Winter Pruning: Keeping Your Fruit Trees Healthy
Although it is cold outside, now is a good time to start pruning your fruit trees. They’re dormant. They’re waiting. You might as well bundle up and get it over with.
Pruning will shape a tree into something beautiful with a structure that has integrity to better withstand the effects of wind, snow, and other weather conditions that damage branches. And by removing dead or diseased wood, you will make a tree healthier.
Don’t forget your gloves, by the way.
Above: The first step is to get rid of the clutter. Suckers are thin branches that sprout haphazardly from a trunk or larger support branches; they make a tree look like it has a Sideshow Bob haircut. Use loppers to remove them at their base. Photograph via The Little Ragamuffin.
Above: Remove water sprouts, common on many varieties of fruit trees, by clipping them off close to the trunk. Photograph by Menudujour via Flickr.
Above: Prune older trees first and wait until winter is nearly over before you prune younger, more fragile trees. The harder you prune a tree, the less fruit it will produce next season. Prune older trees lightly and reserve your greater enthusiasm for shaping younger, more malleable trees. Photograph via Eat Well Farm.

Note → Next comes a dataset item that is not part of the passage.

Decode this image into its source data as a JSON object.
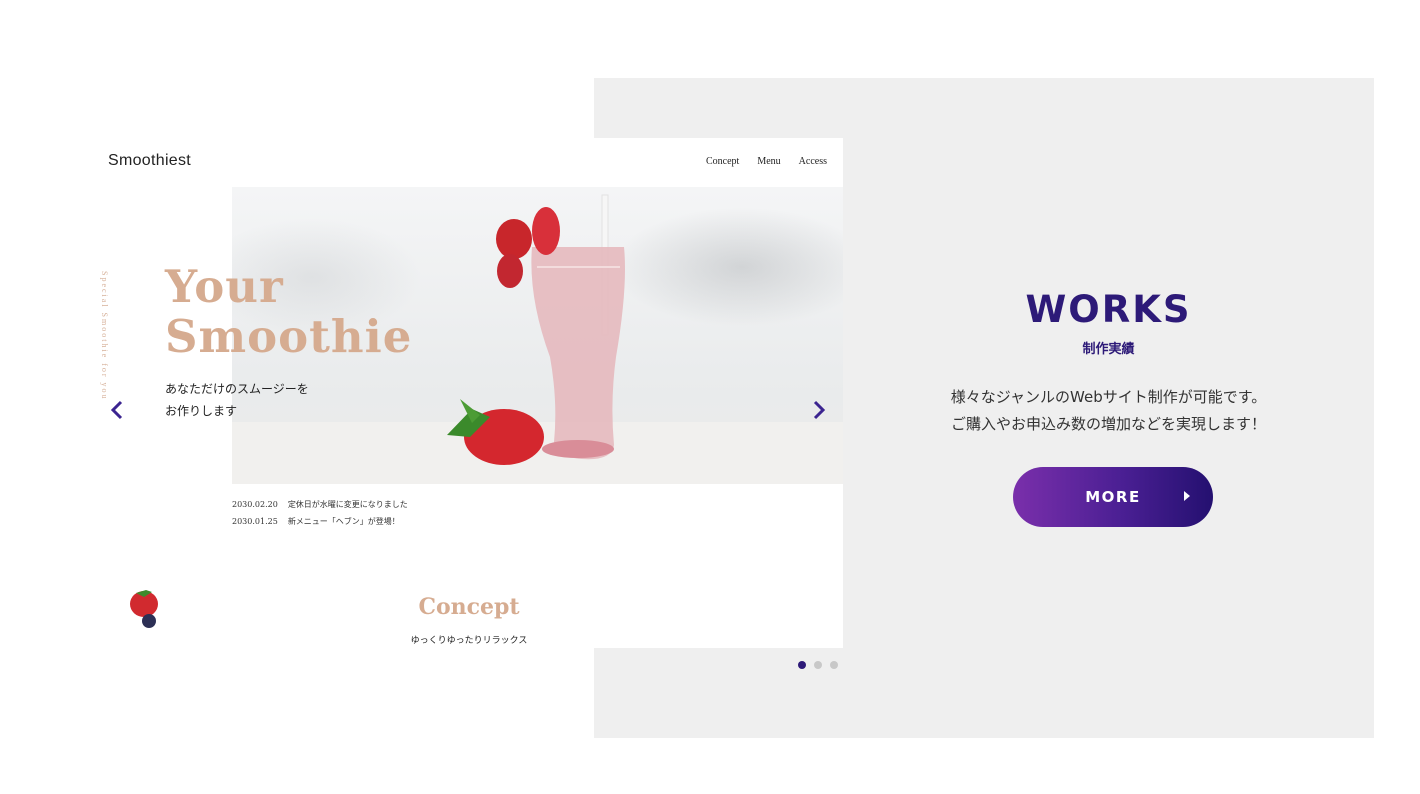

For more pruning tips, see Gardenista‘s post 5 Favorites: Elegant Espalier in the Winter Garden.